  <foreignObject width="100" height="100">
    <video id="htmlvideo1" src="myvideo.ogg" xmlns="http://www.w3.org/1999/xhtml">No video1</video>

The following script demonstrates how to first select the video elements and then filter out the unwanted elements based on their namespace.

var elms = document.querySelectorAll("svg video");
var result = new Array();
var svgns = "http://www.w3.org/2000/svg"

for(var i = 0; i < elms.length; i++) {
  if(elms[i].namespaceURI == svgns) {


Normative references

Cameron McCormack. Web IDL. 19 April 2012. W3C Candidate Recommendation. (Work in progress.) URL: http://www.w3.org/TR/2012/CR-WebIDL-20120419/
Gavin Nicol; et al. Document Object Model (DOM) Level 3 Core Specification. 7 April 2004. W3C Recommendation. URL: http://www.w3.org/TR/2004/REC-DOM-Level-3-Core-20040407
S. Bradner. Key words for use in RFCs to Indicate Requirement Levels. Internet RFC 2119. URL: http://www.ietf.org/rfc/rfc2119.txt
Tantek Çelik; et al. Selectors Level 3. 29 September 2011. W3C Recommendation. URL: http://www.w3.org/TR/2011/REC-css3-selectors-20110929/

Informative references

Bert Bos; et al. Cascading Style Sheets Level 2 Revision 1 (CSS 2.1) Specification. 7 June 2011. W3C Recommendation. URL: http://www.w3.org/TR/2011/REC-CSS2-20110607/
Chris Wilson; Philippe Le Hégaret; Vidur Apparao. Document Object Model (DOM) Level 2 Style Specification. 13 November 2000. W3C Recommendation.

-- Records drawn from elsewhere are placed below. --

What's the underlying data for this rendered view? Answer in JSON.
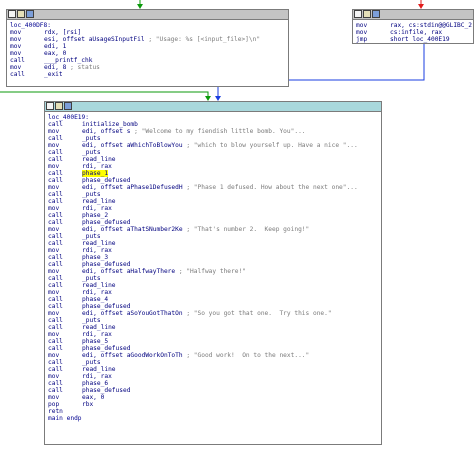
{
  "colors": {
    "edge_green": "#0b9a0b",
    "edge_red": "#e21b1b",
    "edge_blue": "#1a3de0",
    "node_title_main": "#a9d8dc",
    "node_title_other": "#c4c4c4",
    "highlight": "#ffff00"
  },
  "icons": [
    "window-icon",
    "graph-icon",
    "list-icon"
  ],
  "node_left": {
    "lines": [
      {
        "label": "loc_400DF8:"
      },
      {
        "mn": "mov",
        "op": "rdx, [rsi]"
      },
      {
        "mn": "mov",
        "op": "esi, offset aUsageSInputFil",
        "cm": "; \"Usage: %s [<input_file>]\\n\""
      },
      {
        "mn": "mov",
        "op": "edi, 1"
      },
      {
        "mn": "mov",
        "op": "eax, 0"
      },
      {
        "mn": "call",
        "op": "___printf_chk"
      },
      {
        "mn": "mov",
        "op": "edi, 8",
        "cm": "; status"
      },
      {
        "mn": "call",
        "op": "_exit"
      }
    ]
  },
  "node_right": {
    "lines": [
      {
        "mn": "mov",
        "op": "rax, cs:stdin@@GLIBC_2"
      },
      {
        "mn": "mov",
        "op": "cs:infile, rax"
      },
      {
        "mn": "jmp",
        "op": "short loc_400E19"
      }
    ]
  },
  "node_main": {
    "lines": [
      {
        "label": "loc_400E19:"
      },
      {
        "mn": "call",
        "op": "initialize_bomb"
      },
      {
        "mn": "mov",
        "op": "edi, offset s",
        "cm": "; \"Welcome to my fiendish little bomb. You\"..."
      },
      {
        "mn": "call",
        "op": "_puts"
      },
      {
        "mn": "mov",
        "op": "edi, offset aWhichToBlowYou",
        "cm": "; \"which to blow yourself up. Have a nice \"..."
      },
      {
        "mn": "call",
        "op": "_puts"
      },
      {
        "mn": "call",
        "op": "read_line"
      },
      {
        "mn": "mov",
        "op": "rdi, rax"
      },
      {
        "mn": "call",
        "op": "phase_1",
        "hl": true
      },
      {
        "mn": "call",
        "op": "phase_defused"
      },
      {
        "mn": "mov",
        "op": "edi, offset aPhase1DefusedH",
        "cm": "; \"Phase 1 defused. How about the next one\"..."
      },
      {
        "mn": "call",
        "op": "_puts"
      },
      {
        "mn": "call",
        "op": "read_line"
      },
      {
        "mn": "mov",
        "op": "rdi, rax"
      },
      {
        "mn": "call",
        "op": "phase_2"
      },
      {
        "mn": "call",
        "op": "phase_defused"
      },
      {
        "mn": "mov",
        "op": "edi, offset aThatSNumber2Ke",
        "cm": "; \"That's number 2.  Keep going!\""
      },
      {
        "mn": "call",
        "op": "_puts"
      },
      {
        "mn": "call",
        "op": "read_line"
      },
      {
        "mn": "mov",
        "op": "rdi, rax"
      },
      {
        "mn": "call",
        "op": "phase_3"
      },
      {
        "mn": "call",
        "op": "phase_defused"
      },
      {
        "mn": "mov",
        "op": "edi, offset aHalfwayThere",
        "cm": "; \"Halfway there!\""
      },
      {
        "mn": "call",
        "op": "_puts"
      },
      {
        "mn": "call",
        "op": "read_line"
      },
      {
        "mn": "mov",
        "op": "rdi, rax"
      },
      {
        "mn": "call",
        "op": "phase_4"
      },
      {
        "mn": "call",
        "op": "phase_defused"
      },
      {
        "mn": "mov",
        "op": "edi, offset aSoYouGotThatOn",
        "cm": "; \"So you got that one.  Try this one.\""
      },
      {
        "mn": "call",
        "op": "_puts"
      },
      {
        "mn": "call",
        "op": "read_line"
      },
      {
        "mn": "mov",
        "op": "rdi, rax"
      },
      {
        "mn": "call",
        "op": "phase_5"
      },
      {
        "mn": "call",
        "op": "phase_defused"
      },
      {
        "mn": "mov",
        "op": "edi, offset aGoodWorkOnToTh",
        "cm": "; \"Good work!  On to the next...\""
      },
      {
        "mn": "call",
        "op": "_puts"
      },
      {
        "mn": "call",
        "op": "read_line"
      },
      {
        "mn": "mov",
        "op": "rdi, rax"
      },
      {
        "mn": "call",
        "op": "phase_6"
      },
      {
        "mn": "call",
        "op": "phase_defused"
      },
      {
        "mn": "mov",
        "op": "eax, 0"
      },
      {
        "mn": "pop",
        "op": "rbx"
      },
      {
        "mn": "retn",
        "op": ""
      },
      {
        "label": "main endp"
      }
    ]
  }
}
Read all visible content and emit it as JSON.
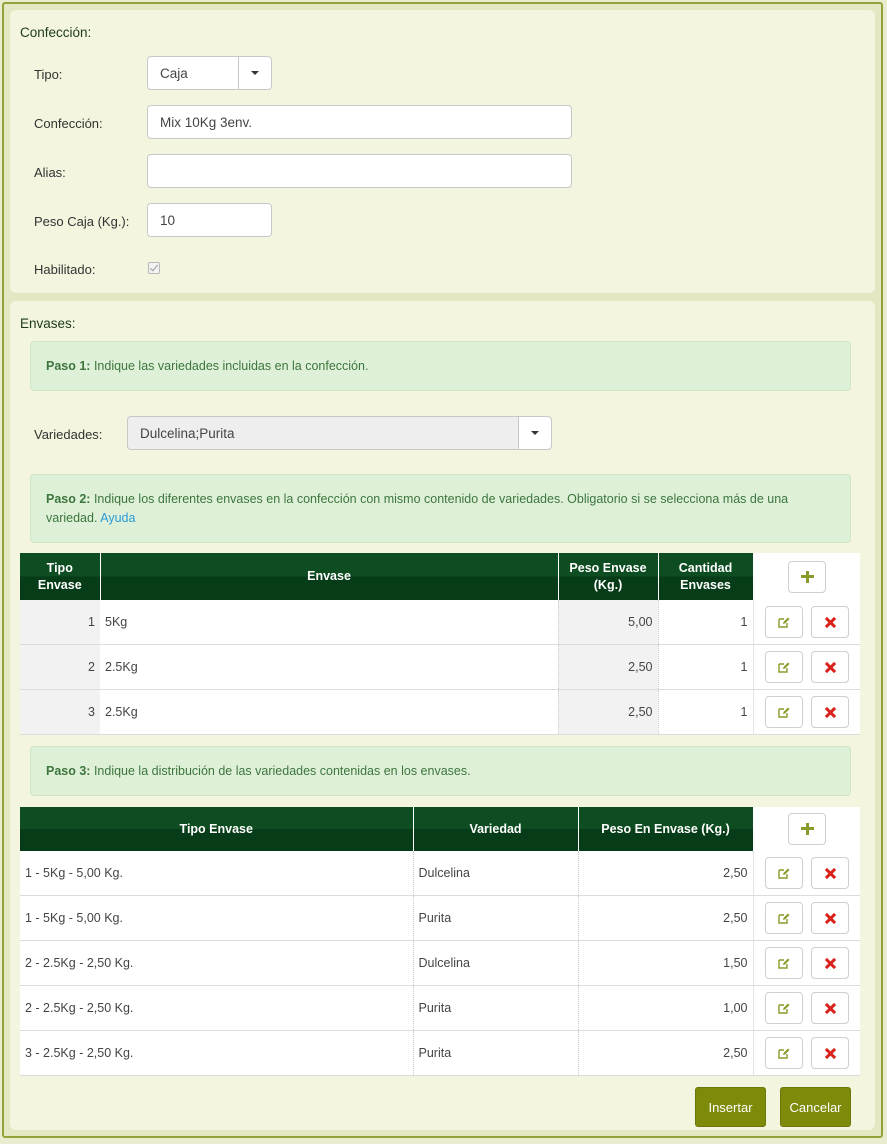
{
  "confeccion_section": {
    "title": "Confección:",
    "tipo": {
      "label": "Tipo:",
      "value": "Caja"
    },
    "confeccion": {
      "label": "Confección:",
      "value": "Mix 10Kg 3env."
    },
    "alias": {
      "label": "Alias:",
      "value": ""
    },
    "peso_caja": {
      "label": "Peso Caja (Kg.):",
      "value": "10"
    },
    "habilitado": {
      "label": "Habilitado:",
      "checked": true
    }
  },
  "envases_section": {
    "title": "Envases:",
    "paso1": {
      "bold": "Paso 1:",
      "text": " Indique las variedades incluidas en la confección."
    },
    "variedades": {
      "label": "Variedades:",
      "value": "Dulcelina;Purita"
    },
    "paso2": {
      "bold": "Paso 2:",
      "text": " Indique los diferentes envases en la confección con mismo contenido de variedades. Obligatorio si se selecciona más de una variedad. ",
      "link": "Ayuda"
    },
    "paso3": {
      "bold": "Paso 3:",
      "text": " Indique la distribución de las variedades contenidas en los envases."
    }
  },
  "table1": {
    "headers": {
      "tipo_l1": "Tipo",
      "tipo_l2": "Envase",
      "envase": "Envase",
      "peso_l1": "Peso Envase",
      "peso_l2": "(Kg.)",
      "cant_l1": "Cantidad",
      "cant_l2": "Envases"
    },
    "rows": [
      {
        "tipo": "1",
        "envase": "5Kg",
        "peso": "5,00",
        "cantidad": "1"
      },
      {
        "tipo": "2",
        "envase": "2.5Kg",
        "peso": "2,50",
        "cantidad": "1"
      },
      {
        "tipo": "3",
        "envase": "2.5Kg",
        "peso": "2,50",
        "cantidad": "1"
      }
    ]
  },
  "table2": {
    "headers": {
      "tipo_envase": "Tipo Envase",
      "variedad": "Variedad",
      "peso": "Peso En Envase (Kg.)"
    },
    "rows": [
      {
        "tipo_envase": "1 - 5Kg - 5,00 Kg.",
        "variedad": "Dulcelina",
        "peso": "2,50"
      },
      {
        "tipo_envase": "1 - 5Kg - 5,00 Kg.",
        "variedad": "Purita",
        "peso": "2,50"
      },
      {
        "tipo_envase": "2 - 2.5Kg - 2,50 Kg.",
        "variedad": "Dulcelina",
        "peso": "1,50"
      },
      {
        "tipo_envase": "2 - 2.5Kg - 2,50 Kg.",
        "variedad": "Purita",
        "peso": "1,00"
      },
      {
        "tipo_envase": "3 - 2.5Kg - 2,50 Kg.",
        "variedad": "Purita",
        "peso": "2,50"
      }
    ]
  },
  "buttons": {
    "insertar": "Insertar",
    "cancelar": "Cancelar"
  },
  "colors": {
    "header_green": "#0e4d22",
    "button_olive": "#7d8a0a",
    "delete_red": "#d9221c",
    "alert_bg": "#dff0d8"
  }
}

URL: http://www.w3.org/TR/2000/REC-DOM-Level-2-Style-20001113/
ECMAScript Language Specification, Edition 5.1. June 2011. ISO/IEC 16262:2011. URL: http://www.ecma-international.org/publications/standards/Ecma-262.htm


The editors would like to thank to the following people who have contributed to this specification (ordered on first name):

Adam van den Hoven, Alan Gresley, Alex Russell, Arthur Barstow, Aryeh Gregor, Björn Höhrmann, Boris Zbarsky, Cameron McCormack, Charles McCathieNevile, Chris Wilson, Christophe Jolif, Daniel Glazman, Daniel Schierbeck, Dave Massy, David "liorean" Andersson, David Greenspan, David Håsäther, Dean Jackson, Doug Schepers, Erik Dahlström, Francois Remy, Hallvord R. M. Steen, Henri Sivonen, Ian Hickson, Ivan Enderlin, Jean-Yves Bitterlich, Jim Ley, João Eiras, John Resig, Jon Ferraiolo, Jonas Sicking, Jorgen Horstink, Kang-Hao (Kenny) Lu, Karl Dubost, Kartikaya Gupta, L. David Baron, Maciej Stachowiak, Magnus Kristiansen, Marat Tanalin, Martijn, Masataka Yakura, Mihai Sucan, Mohamed Zergaoui, Nicholas C. Zakas, Nicolas Mendoza, Norbert Lindenberg, Philip Taylor, Robert Sayre, Robin Berjon, Sander, Sergey Ilinsky, Simon Pieters, Steven Pemberton, Stewart Brodie Tab Atkins Jr., Tarquin Wilton-Jones, Travis Leithead, and William J. Edney

Special thanks to John Resig and Øyvind Stenhaug for their significant contributions to the testsuite.

Thanks to all those who have helped to improve this specification by sending suggestions and corrections.